§ **Exercise requirements**: Print out the data precisely as it appears here, with no pictures.

○ ○ ○

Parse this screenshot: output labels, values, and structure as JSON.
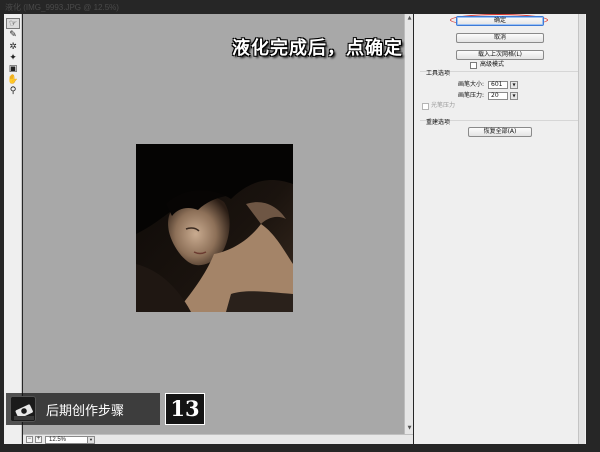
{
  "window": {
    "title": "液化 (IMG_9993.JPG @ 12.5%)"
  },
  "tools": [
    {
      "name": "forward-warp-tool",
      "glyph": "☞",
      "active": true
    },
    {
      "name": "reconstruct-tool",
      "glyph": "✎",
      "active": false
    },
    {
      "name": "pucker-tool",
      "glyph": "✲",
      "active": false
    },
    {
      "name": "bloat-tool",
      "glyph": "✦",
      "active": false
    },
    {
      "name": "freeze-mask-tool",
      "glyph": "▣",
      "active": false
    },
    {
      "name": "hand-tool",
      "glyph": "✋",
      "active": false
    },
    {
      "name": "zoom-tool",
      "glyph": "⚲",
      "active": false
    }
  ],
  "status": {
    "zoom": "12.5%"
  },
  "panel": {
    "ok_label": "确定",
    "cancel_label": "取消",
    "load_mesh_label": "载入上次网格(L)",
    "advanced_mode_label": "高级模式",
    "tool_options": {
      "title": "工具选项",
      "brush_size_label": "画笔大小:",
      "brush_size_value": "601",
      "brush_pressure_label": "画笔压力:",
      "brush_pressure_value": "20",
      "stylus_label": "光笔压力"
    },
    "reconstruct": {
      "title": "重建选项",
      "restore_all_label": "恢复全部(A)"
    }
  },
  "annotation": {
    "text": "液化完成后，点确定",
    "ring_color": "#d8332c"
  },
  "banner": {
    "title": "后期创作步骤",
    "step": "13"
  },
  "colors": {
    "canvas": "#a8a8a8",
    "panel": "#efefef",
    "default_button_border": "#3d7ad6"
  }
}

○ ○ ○

§ **Solution to this exercise**:
Parse this screenshot: output labels, values, and structure as JSON.
{
  "window": {
    "title": "液化 (IMG_9993.JPG @ 12.5%)"
  },
  "tools": [
    {
      "name": "forward-warp-tool",
      "glyph": "☞",
      "active": true
    },
    {
      "name": "reconstruct-tool",
      "glyph": "✎",
      "active": false
    },
    {
      "name": "pucker-tool",
      "glyph": "✲",
      "active": false
    },
    {
      "name": "bloat-tool",
      "glyph": "✦",
      "active": false
    },
    {
      "name": "freeze-mask-tool",
      "glyph": "▣",
      "active": false
    },
    {
      "name": "hand-tool",
      "glyph": "✋",
      "active": false
    },
    {
      "name": "zoom-tool",
      "glyph": "⚲",
      "active": false
    }
  ],
  "status": {
    "zoom": "12.5%"
  },
  "panel": {
    "ok_label": "确定",
    "cancel_label": "取消",
    "load_mesh_label": "载入上次网格(L)",
    "advanced_mode_label": "高级模式",
    "tool_options": {
      "title": "工具选项",
      "brush_size_label": "画笔大小:",
      "brush_size_value": "601",
      "brush_pressure_label": "画笔压力:",
      "brush_pressure_value": "20",
      "stylus_label": "光笔压力"
    },
    "reconstruct": {
      "title": "重建选项",
      "restore_all_label": "恢复全部(A)"
    }
  },
  "annotation": {
    "text": "液化完成后，点确定",
    "ring_color": "#d8332c"
  },
  "banner": {
    "title": "后期创作步骤",
    "step": "13"
  },
  "colors": {
    "canvas": "#a8a8a8",
    "panel": "#efefef",
    "default_button_border": "#3d7ad6"
  }
}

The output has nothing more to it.